*African migrants to Europe
Birds migrating between Europe, the Middle East and Africa have suffered 40 per cent population declines over three decades. "Birds impacted by agricultural intensification in Europe may suffer excessive hunting in the Middle East and desertification of African wintering grounds," warned Dr Rands. "The Eurasian wryneck Jynx torquilla, northern wheatear Oenanthe oenanthe, and common nightingale Luscinia megarhynchos are vanishing."
Birds of prey are in widespread decline. In just three decades, 11 eagle species declined by 86-98 per cent in Burkina Faso, Mali and Niger. In addition, six large vulture species including the once widespread Egyptian vulture Neophron percnopterus have suffered very dramatic losses.
*Middle East and Central Asia
Many common species such as the Eurasian eagle owl Bubo bubo are under pressure. "The global population of Houbara bustard Chlamydotis undulata may have fallen 35 per cent in the past 20 years," noted Dr Rands.
"Thirty years ago, tens of millions of white-rumped vultures Gyps bengalensis were flying the skies of Asia.

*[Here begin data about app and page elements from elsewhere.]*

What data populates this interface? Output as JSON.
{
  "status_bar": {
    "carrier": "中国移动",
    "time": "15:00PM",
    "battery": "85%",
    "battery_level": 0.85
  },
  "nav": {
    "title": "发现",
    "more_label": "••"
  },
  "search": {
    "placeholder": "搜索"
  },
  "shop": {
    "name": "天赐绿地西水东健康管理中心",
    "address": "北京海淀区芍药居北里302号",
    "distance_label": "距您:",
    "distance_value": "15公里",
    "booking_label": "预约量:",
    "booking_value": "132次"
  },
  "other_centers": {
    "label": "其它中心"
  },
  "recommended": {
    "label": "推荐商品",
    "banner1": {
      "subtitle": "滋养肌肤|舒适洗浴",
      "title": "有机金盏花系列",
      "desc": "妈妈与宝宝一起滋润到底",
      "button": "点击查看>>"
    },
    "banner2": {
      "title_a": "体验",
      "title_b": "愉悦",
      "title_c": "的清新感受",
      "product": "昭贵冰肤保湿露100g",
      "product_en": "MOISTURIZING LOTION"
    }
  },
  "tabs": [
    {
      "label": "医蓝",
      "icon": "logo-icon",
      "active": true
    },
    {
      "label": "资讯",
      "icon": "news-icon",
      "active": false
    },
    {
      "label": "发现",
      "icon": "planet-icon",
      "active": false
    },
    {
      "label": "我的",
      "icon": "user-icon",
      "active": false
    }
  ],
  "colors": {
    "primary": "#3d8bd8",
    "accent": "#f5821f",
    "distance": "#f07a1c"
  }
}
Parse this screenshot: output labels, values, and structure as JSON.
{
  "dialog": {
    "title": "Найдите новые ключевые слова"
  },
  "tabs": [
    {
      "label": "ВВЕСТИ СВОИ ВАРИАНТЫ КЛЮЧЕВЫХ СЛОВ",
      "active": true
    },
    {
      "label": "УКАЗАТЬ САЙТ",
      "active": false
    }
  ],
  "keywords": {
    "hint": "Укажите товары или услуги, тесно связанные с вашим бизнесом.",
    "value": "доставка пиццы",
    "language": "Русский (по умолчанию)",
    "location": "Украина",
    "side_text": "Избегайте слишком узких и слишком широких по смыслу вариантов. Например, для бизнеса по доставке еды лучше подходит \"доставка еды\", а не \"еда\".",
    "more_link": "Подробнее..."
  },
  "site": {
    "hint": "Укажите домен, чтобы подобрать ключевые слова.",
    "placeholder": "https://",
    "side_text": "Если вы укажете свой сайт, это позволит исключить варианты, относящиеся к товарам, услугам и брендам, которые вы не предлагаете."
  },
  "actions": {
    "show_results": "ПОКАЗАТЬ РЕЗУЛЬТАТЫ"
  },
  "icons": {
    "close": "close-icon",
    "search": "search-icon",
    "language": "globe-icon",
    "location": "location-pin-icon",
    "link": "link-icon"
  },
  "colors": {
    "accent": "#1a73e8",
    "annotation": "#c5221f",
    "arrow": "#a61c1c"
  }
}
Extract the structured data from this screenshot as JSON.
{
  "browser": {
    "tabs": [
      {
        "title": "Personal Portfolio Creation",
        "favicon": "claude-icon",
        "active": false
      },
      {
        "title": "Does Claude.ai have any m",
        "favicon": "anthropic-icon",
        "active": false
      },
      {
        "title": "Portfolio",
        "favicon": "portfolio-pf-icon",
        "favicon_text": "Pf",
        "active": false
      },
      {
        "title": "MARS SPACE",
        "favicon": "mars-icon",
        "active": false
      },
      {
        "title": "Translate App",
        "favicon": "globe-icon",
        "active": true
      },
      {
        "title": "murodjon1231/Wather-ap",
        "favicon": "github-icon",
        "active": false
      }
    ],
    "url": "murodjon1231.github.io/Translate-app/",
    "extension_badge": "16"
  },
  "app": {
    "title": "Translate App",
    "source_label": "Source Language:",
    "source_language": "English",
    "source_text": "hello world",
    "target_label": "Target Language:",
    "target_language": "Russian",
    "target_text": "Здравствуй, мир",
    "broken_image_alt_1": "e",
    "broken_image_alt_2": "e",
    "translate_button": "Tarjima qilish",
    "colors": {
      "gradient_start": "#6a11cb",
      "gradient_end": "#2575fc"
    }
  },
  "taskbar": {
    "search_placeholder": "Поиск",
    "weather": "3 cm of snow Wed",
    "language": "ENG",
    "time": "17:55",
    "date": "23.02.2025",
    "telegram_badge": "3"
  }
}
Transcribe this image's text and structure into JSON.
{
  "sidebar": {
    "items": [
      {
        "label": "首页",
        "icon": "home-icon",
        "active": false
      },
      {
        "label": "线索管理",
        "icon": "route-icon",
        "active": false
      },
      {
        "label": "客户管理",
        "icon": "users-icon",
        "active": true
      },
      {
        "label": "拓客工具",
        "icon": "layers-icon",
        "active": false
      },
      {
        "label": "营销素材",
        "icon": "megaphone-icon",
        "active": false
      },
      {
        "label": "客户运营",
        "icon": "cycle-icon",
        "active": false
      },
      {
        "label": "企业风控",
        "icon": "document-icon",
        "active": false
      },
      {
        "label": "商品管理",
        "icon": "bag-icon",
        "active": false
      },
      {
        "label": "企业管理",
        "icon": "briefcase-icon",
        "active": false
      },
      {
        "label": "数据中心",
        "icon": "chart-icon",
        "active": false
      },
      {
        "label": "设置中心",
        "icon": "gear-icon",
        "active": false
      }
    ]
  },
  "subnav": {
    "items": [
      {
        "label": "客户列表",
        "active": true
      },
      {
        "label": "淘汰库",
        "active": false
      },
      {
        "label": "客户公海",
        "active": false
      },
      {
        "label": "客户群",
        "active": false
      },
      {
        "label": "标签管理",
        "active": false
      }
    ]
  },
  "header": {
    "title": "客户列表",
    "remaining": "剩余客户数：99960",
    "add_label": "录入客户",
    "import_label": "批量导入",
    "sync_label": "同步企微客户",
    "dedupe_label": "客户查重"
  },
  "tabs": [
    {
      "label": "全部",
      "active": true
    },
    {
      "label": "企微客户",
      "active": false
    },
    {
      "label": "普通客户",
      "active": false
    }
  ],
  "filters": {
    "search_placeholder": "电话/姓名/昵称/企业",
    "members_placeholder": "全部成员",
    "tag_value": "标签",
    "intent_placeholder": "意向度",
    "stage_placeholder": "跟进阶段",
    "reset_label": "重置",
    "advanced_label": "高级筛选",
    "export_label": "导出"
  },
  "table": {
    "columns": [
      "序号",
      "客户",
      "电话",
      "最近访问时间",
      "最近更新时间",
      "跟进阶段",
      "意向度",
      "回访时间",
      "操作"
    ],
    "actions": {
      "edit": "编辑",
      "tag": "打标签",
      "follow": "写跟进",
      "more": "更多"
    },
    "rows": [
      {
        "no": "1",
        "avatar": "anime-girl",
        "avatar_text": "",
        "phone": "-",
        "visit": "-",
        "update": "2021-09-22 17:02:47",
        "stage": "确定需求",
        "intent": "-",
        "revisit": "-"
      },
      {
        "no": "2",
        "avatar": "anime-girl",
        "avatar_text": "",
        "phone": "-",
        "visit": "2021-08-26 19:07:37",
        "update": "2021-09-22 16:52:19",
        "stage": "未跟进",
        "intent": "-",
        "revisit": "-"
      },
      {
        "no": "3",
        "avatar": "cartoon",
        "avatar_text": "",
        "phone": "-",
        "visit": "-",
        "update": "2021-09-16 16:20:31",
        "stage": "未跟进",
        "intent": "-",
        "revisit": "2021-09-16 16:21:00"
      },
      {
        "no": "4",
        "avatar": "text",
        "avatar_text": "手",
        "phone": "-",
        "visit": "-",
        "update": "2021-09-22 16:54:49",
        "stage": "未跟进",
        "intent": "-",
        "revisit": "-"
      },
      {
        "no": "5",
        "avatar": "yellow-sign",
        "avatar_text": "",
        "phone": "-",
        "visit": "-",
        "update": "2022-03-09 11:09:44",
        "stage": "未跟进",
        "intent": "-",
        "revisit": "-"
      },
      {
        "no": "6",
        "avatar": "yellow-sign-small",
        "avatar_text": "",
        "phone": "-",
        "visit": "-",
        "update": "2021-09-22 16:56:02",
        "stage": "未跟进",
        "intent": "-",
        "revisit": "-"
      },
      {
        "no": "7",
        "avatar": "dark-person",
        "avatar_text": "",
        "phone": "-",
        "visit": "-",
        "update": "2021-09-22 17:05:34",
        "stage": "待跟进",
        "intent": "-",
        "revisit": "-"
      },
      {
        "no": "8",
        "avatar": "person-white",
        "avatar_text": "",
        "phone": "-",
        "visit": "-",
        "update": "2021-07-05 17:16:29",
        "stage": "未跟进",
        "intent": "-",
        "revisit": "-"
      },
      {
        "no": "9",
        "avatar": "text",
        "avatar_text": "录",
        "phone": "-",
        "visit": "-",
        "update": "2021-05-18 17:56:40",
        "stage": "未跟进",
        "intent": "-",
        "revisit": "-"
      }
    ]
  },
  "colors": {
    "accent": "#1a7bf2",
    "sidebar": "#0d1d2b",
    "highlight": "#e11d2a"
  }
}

The species was probably the most abundant large bird of prey in the world: it is now on the brink of extinction," Dr Rands said. Numbers have fallen by 99.9 per cent since 1992. "Migratory shorebirds and the wetland habitats they rely on for their annual journeys, are also under threat," added Dr Rands. Sixty-two percent of migratory waterbird species in Asia are declining or extinct.
Twenty common species have suffered population declines of over 50 per cent in the last 40 years. "Northern bobwhite, Colinus virginianus, has declined the most dramatically, with population reductions of 82 per cent," noted Dr Rands. Other widespread species suffering include the evening grosbeak Coccothraustes vespertinus (78 per cent), northern pintail Anas acuta (77 per cent) and boreal chickadee Poecile hudsonicus (73 per cent).
*North America to Latin America migrants
"57 per cent of neotropical [Central and South American] migrants monitored at their breeding grounds in the US have suffered declines over the last four decades," warned Dr Rands. "Migratory species such as the Wilson's phalarope Steganopus tricolor and semipalmated sandpiper Calidris pusilla are disappearing."
Bird monitoring in El Salvador reports that 25 per cent of common resident species including the flame-coloured tanager Piranga bidentata, chestnut-capped brush-finch Arremon brunneinucha, and collared trogon Trogon collaris have experienced significant declines over the last decade. No monitored species saw their numbers rise. "Formerly widespread species like the yellow cardinal Gubernatrix cristata, once common in Argentina, are endangered," noted Dr Rands.
"Studies of resident Australian waders reveal that 81 per cent of their populations disappeared in 25 years," said Dr Rands. Seabirds are threatened at a faster rate globally than all other groups. Nineteen of the 22 species of albatross are threatened with extinction, including the critically endangered Chatham albatross Thalassarche eremita.